Mercy Corps believes that there’s intrinsic value and dignity in human life. Their mission is to offer ethical and respectful aid to communities around the world. This is why we honor them as our Mindful Company (well, in this case, Mindful Organization).
Mercy Corps began as the Save the Refugees Fund in 1979 by Dan O’Neill. Its original mission was to raise one million dollars to help Cambodian refugees who were fleeing from famine and war. By 1982, O’Neill joined forces with Ellsworth Culver and started Mercy Corps to provide “innovative, sustainable aid and development” for communities in need.
Today this charity, whose headquarters is in Portland, aids 19 million people around the world. Since it was founded the organization has “provided $2.2 billion in assistance to people in 114 countries.” According to the Better Business Bureau, Mercy Corps spent over $250 million in 2011 on programs like health, education, economic development and relief aid.
Mercy Corps has 18 community programs for things like agricultural development, children, environmental stewardship, food security, gender issues, health and social innovations. These programs currently aid over 40 countries including Afghanistan, China, Ethiopia, Iraq, Libya and the Philippines.
Mercy Corps also has programs for natural disasters.
In 2005, they organized Hurricane Katrina relief aid. They created programs like Comfort for Kids that helped local youth cope with grief and loss. Mercy Corps also assisted Japan after the 2011 earthquake and tsunami. They provided towns with relief supplies, started bus programs and aided 15 mobile shops.
Recently, Haiti has experienced many natural disasters. There’s been the devastating 2010 earthquake, the 2012 Hurricane Isaac, and Superstorm Sandy which flooded and destroyed 20,000 homes. In 2010, when the local banking system was in shambles (two bank branches per 100,000 citizens), Mercy Corp helped fund a mobile money solution.
In case of future disasters in Haiti, Mercy Corps helped fund Microinsurance Catastrophe Risk Organization (MiCRO) in 2011. It’s an insurance project that “protects local microentrepreneurs after catastrophic losses.” Hurricane Sandy destroyed not only homes but sources of income too; fortunately, with MiCRO funds, many Haiti citizens can quickly rebuild.
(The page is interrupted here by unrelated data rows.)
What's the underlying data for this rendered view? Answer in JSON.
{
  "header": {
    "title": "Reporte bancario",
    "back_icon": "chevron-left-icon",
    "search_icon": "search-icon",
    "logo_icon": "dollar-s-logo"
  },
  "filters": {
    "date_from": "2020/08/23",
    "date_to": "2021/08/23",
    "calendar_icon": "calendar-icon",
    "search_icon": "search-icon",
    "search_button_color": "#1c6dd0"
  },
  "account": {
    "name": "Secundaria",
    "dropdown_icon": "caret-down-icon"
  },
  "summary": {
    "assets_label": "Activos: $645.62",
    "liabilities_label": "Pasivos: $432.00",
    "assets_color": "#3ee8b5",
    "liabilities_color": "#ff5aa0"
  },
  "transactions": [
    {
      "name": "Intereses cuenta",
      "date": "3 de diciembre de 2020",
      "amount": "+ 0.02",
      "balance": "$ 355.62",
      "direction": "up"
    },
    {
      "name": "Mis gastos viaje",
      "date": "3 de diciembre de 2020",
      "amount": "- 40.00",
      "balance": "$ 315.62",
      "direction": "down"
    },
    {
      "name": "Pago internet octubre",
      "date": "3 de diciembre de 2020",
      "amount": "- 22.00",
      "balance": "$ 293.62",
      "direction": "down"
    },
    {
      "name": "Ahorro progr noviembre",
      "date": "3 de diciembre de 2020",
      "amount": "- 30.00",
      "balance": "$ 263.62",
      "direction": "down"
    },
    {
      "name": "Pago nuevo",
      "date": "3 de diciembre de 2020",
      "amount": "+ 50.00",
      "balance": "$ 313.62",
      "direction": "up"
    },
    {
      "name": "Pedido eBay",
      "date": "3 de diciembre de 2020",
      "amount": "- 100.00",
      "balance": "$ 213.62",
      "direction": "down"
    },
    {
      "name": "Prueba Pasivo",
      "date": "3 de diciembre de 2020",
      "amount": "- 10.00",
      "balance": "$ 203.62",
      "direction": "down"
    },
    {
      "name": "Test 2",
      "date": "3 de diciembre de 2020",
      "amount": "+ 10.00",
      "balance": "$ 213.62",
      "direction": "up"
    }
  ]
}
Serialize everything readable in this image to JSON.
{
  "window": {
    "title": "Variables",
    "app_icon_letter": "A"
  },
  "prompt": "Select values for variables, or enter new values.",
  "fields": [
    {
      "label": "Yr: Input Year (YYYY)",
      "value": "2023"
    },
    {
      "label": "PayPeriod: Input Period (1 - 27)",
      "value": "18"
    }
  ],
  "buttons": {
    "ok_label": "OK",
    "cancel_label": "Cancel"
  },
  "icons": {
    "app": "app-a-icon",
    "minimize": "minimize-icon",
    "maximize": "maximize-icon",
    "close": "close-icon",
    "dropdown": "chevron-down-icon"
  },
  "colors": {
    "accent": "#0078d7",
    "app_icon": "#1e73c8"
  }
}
This BBB accredited charity has received rave reviews from Charity Navigator. Eighty-eight percent of the raised funds directly impact the lives of people in need, while the other 12 percent covers administration and fundraising costs. Click here, if you would like to learn more or make a donation.